Hundreds of thousands of people protested in the streets of Prague over the weekend, pushing for the Czech Republic's prime minister to step down.
It's being called Prague's largest anti-government protest since the fall of the country's communist regime in 1989. But this time around, protesters say they want to support the political system, not overthrow it.
Prime Minister Andrej Babiš faces conflict of interest allegations and a criminal investigation over alleged fraud involving European Union funds. In 1993, the now-billionaire started a conglomerate that runs several industries, including agriculture and media. The group's website says it's one of the largest private employers in the Czech Republic. In 2017, when Babiš became prime minister, he had to transfer ownership of the company to trust funds. But a leaked preliminary EU report says Babiš may still be benefiting from the group. And, at one point, law enforcement says Babiš hid the fact that he owned a farm so it could qualify for European subsidies meant for small businesses. The EU report says the prime minister should return some $20 million in subsidies.
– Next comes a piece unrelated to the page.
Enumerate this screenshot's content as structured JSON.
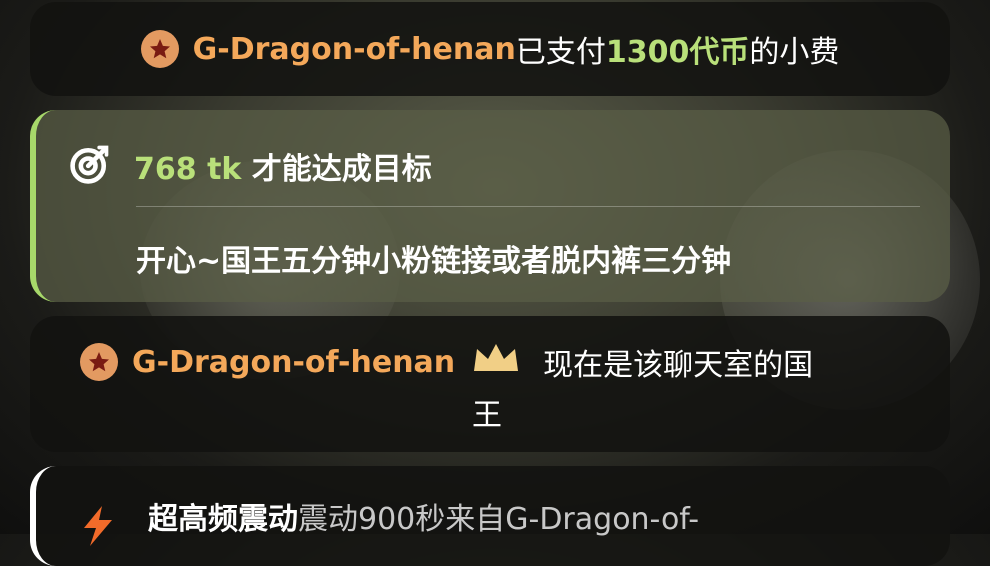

The newly appointed Czech justice minister is a close ally of Babiš and has voted against a law enforcement request to strip his parliamentary immunity so he can be investigated.
Peaceful protests have called for both the justice minister and Babiš to resign, saying they threaten the country's democracy. Babiš has dismissed all of the allegations and refused to step down.
Additional reporting from Newsy affiliate CNN.